At LSU Brooks and Warren coauthored Understanding Poetry (1938) and Understanding Fiction (1943), popular textbooks used in many colleges and universities for two or more generations and in some until this day. A new analytical method of teaching literature, as distinguished from surveying literature, had been propagated from LSU long before Brooks and Warren achieved distinguished careers at Yale University. LSU held the vibrant end of the Nashville— Baton Rouge literary axis of the New Criticism after Ransom left Vanderbilt in 1937, but, in contrast to Huey’s New South advocacy, held to an Old South literary persuasion under the influence of the Nashville Agrarians and their disciples—at least among some members of LSU’s large English department.

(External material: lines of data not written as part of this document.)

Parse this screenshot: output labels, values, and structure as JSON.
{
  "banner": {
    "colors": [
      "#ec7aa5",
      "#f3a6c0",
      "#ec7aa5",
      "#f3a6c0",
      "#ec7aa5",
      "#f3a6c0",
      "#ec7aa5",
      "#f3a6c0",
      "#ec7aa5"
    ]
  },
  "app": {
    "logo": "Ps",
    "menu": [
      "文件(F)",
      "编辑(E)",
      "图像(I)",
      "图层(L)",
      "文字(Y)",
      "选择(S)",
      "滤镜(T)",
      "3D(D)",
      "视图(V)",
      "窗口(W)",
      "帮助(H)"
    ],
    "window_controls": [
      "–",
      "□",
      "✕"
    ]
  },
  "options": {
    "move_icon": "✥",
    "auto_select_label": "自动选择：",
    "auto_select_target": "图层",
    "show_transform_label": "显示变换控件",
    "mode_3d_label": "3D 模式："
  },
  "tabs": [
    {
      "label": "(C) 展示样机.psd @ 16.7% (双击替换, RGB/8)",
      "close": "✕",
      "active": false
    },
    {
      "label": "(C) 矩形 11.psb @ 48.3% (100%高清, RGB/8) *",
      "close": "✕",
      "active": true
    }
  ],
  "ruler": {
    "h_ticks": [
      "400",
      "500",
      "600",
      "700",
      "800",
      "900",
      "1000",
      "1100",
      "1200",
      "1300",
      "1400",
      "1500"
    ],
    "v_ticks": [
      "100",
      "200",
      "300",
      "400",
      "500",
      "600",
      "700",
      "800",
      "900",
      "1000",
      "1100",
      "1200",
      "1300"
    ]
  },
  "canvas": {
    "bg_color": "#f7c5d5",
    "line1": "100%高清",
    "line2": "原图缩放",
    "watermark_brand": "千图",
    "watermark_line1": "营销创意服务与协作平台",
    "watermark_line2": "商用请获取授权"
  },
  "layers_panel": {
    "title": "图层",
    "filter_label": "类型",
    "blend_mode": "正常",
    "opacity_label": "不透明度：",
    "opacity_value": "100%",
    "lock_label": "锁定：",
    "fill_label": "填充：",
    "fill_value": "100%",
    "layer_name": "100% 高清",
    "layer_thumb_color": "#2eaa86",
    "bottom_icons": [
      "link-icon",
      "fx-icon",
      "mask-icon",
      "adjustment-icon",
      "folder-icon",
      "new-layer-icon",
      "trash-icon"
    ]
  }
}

Huey did not live to know what all he might have made possible by diverting inordinate appropriations to expand LSU beyond any dean’s aspirations. In retrospect, a burgeoning LSU of the depression years seems one of a strong man’s signal achievements, whether from ambition, madness, yen. Nor did Huey live to see during FDR’s second term the New Deal’s open-handed contributions to LSU’s physical facilities following a sudden rapprochement between FOR and Huey’s political heirs before the fall of 1936. So many things happened so fast at LSU once Huey turned on the spigot that it would challenge any scholar to try to determine how much credit Huey should receive for what. A sudden efflorescence from so much talent, none of which is identified with Huey, is credited as it should be to those scholars who created it. An encomium in academia handed down in controversy has not been assayed. Prospectors have concentrated on ore from other lodes easier to mine and to which Huey holds clear title.
From this remove can best be visualized the rustic Huey Long who began a public career at age 25 by attacking privilege and the frenetic presidential aspirant of national radio oratory who, 17 years later, ran out of time on a Baton Rouge Sunday night at the legislature. Huey’s diverse complexity and accomplishment have challenged inquiry not accorded many governors who became only senators. Perhaps Huey, alive in the spheres of evolving social sciences, belongs next to William Jennings Bryan as America’s provincial enigma of the 20th century. Will we see another generation’s perceptive benediction? Indictments and memorials having been read, Huey Long awaits a complete probate and inventory down to the last teaspoon and hiccup.